ALBANY, N.Y. — Governor Andrew Cuomo has signed into law a bill anticipated to help car owners, small businesses and counties when vehicles are repossessed.
Drivers will now have 10 days rather than 24 hours to return license plates to the Department of Motor Vehicles when their car is repossessed
Senator Jim Tedisco (R,C,I,REF-Glenville) said he prime sponsored the bill to help consumers, small business owners and local county governments by extending the time frame in which a car owner has to submit their license plates to the Department of Motor Vehicles (DMV) from 24 hours to 10 days when their car is repossessed.
“This new law is a win, win, win for car owners, small businesses and local governments by extending to 10 days the time motorists have to return their license plates to the DMV if their car is ever repossessed,” Tedisco said in a news release. “Consumers won’t have to pay to re-register their car during those 10 days and this bill will save tax dollars on paperwork and time spent by county DMV offices re-registering people and small businesses in processing repossessions.”
Prior to this new law, motorists had 24 hours to turn their plates into the DMV, but 10 days to pay creditors what they owe to get back ownership on a vehicle.
Officials said this would create an additional bureaucratic burden for consumers who after they pay the outstanding balance on their car must then find transportation to a DMV office to pay for the re-registration on their vehicle, the release said.
Depending on the weight of one’s vehicle, officials said passage of this law can save consumers between $26 and $71 in re-registration fees.
The new law, which takes effect immediately, makes it more efficient for county-run DMV offices since they would only have to process those returned plates for vehicles after the 10-day waiting period that will not be returned to their owners, the release said.
Officials said the law also will help small businesses that handle the repossession of cars save time and money from not having to rush to turn plates into the DMV within 24 hours and instead lets the 10-day waiting period pass before taking action.
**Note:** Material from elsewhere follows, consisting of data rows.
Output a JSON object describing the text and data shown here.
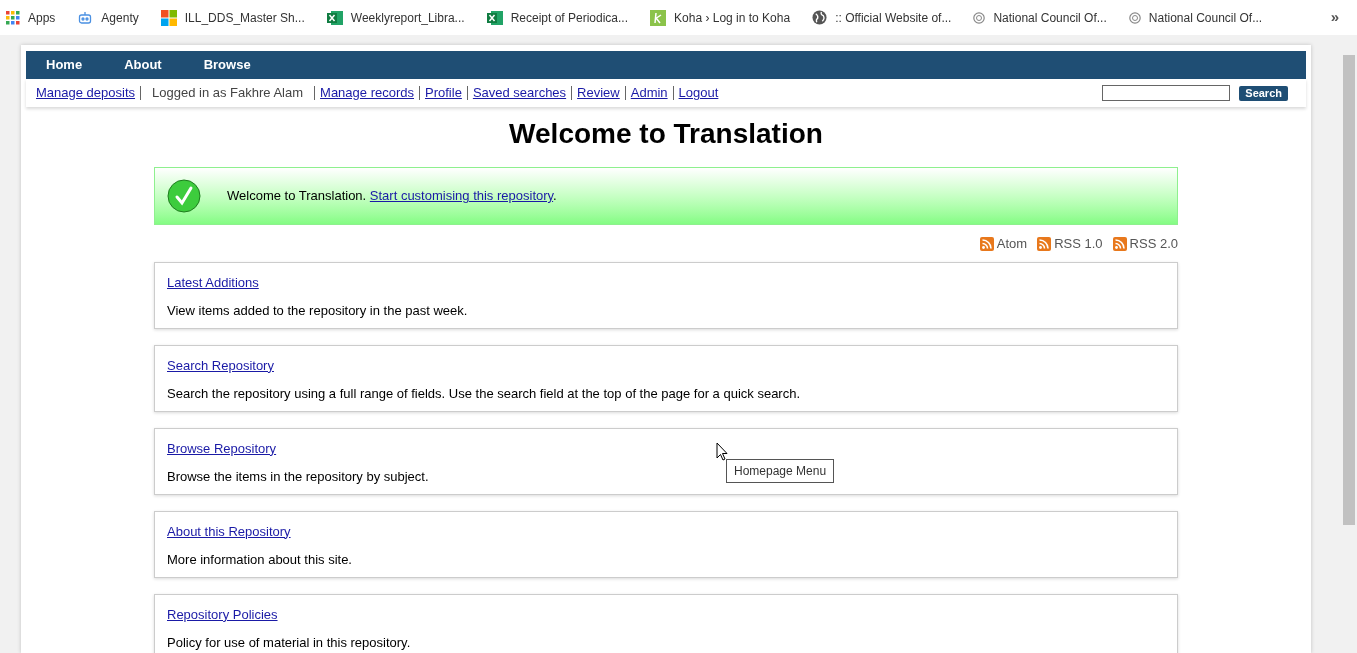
{
  "bookmarks": [
    {
      "label": "Apps",
      "kind": "grid"
    },
    {
      "label": "Agenty",
      "kind": "robot"
    },
    {
      "label": "ILL_DDS_Master Sh...",
      "kind": "windows"
    },
    {
      "label": "Weeklyreport_Libra...",
      "kind": "sheet"
    },
    {
      "label": "Receipt of Periodica...",
      "kind": "sheet"
    },
    {
      "label": "Koha › Log in to Koha",
      "kind": "koha"
    },
    {
      "label": ":: Official Website of...",
      "kind": "globe"
    },
    {
      "label": "National Council Of...",
      "kind": "seal"
    },
    {
      "label": "National Council Of...",
      "kind": "seal"
    }
  ],
  "bookmarks_more": "»",
  "nav": [
    "Home",
    "About",
    "Browse"
  ],
  "user_links": [
    {
      "label": "Manage deposits",
      "kind": "link"
    },
    {
      "label": "Logged in as Fakhre Alam",
      "kind": "text"
    },
    {
      "label": "Manage records",
      "kind": "link"
    },
    {
      "label": "Profile",
      "kind": "link"
    },
    {
      "label": "Saved searches",
      "kind": "link"
    },
    {
      "label": "Review",
      "kind": "link"
    },
    {
      "label": "Admin",
      "kind": "link"
    },
    {
      "label": "Logout",
      "kind": "link"
    }
  ],
  "search": {
    "button": "Search"
  },
  "title": "Welcome to Translation",
  "message": {
    "text": "Welcome to Translation. ",
    "link": "Start customising this repository",
    "after": "."
  },
  "feeds": [
    "Atom",
    "RSS 1.0",
    "RSS 2.0"
  ],
  "menu": [
    {
      "link": "Latest Additions",
      "text": "View items added to the repository in the past week."
    },
    {
      "link": "Search Repository",
      "text": "Search the repository using a full range of fields. Use the search field at the top of the page for a quick search."
    },
    {
      "link": "Browse Repository",
      "text": "Browse the items in the repository by subject."
    },
    {
      "link": "About this Repository",
      "text": "More information about this site."
    },
    {
      "link": "Repository Policies",
      "text": "Policy for use of material in this repository."
    }
  ],
  "tooltip": "Homepage Menu"
}
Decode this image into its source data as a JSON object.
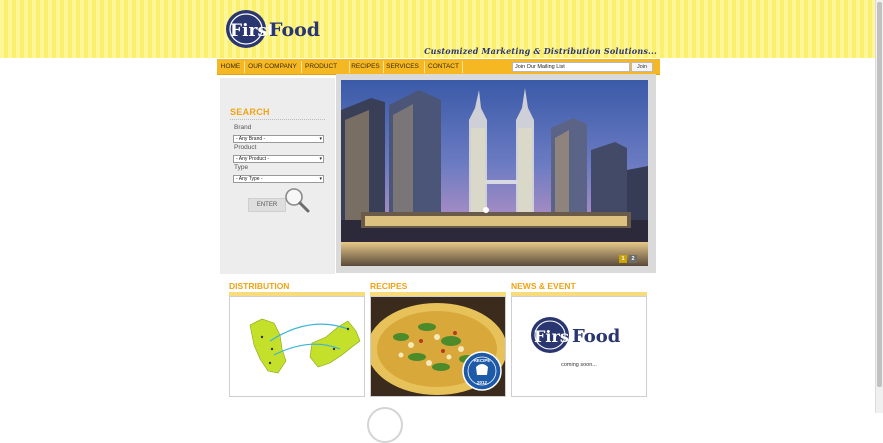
{
  "brand": {
    "logo_prefix": "First",
    "logo_suffix": "Food",
    "tagline": "Customized Marketing & Distribution Solutions..."
  },
  "nav": {
    "items": [
      {
        "label": "HOME"
      },
      {
        "label": "OUR COMPANY"
      },
      {
        "label": "PRODUCT"
      },
      {
        "label": "RECIPES"
      },
      {
        "label": "SERVICES"
      },
      {
        "label": "CONTACT"
      }
    ],
    "mailing_value": "Join Our Mailing List",
    "join_label": "Join"
  },
  "search": {
    "title": "SEARCH",
    "brand_label": "Brand",
    "brand_value": "- Any Brand -",
    "product_label": "Product",
    "product_value": "- Any Product -",
    "type_label": "Type",
    "type_value": "- Any Type -",
    "enter_label": "ENTER"
  },
  "slider": {
    "pages": [
      "1",
      "2"
    ],
    "active_page": "1"
  },
  "sections": {
    "distribution_title": "DISTRIBUTION",
    "recipes_title": "RECIPES",
    "news_title": "NEWS & EVENT",
    "news_text": "coming soon...",
    "recipe_badge_top": "RECIPE",
    "recipe_badge_bottom": "2012"
  },
  "colors": {
    "accent": "#f2a312",
    "nav_bg": "#f6b822",
    "navy": "#2a3670",
    "stripe_light": "#fdf79a",
    "stripe_dark": "#fbef6e"
  }
}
The measure also enhances efficiencies by enabling repossessing agencies to notify vehicle owners via email and text message in addition to first class mail and through a phone call.
The bill was sponsored in the Assembly by Assemblywoman Carrie Woerner (D-Round Lake) and Assemblywoman Mary Beth Walsh (R,C,I,REF-Ballston).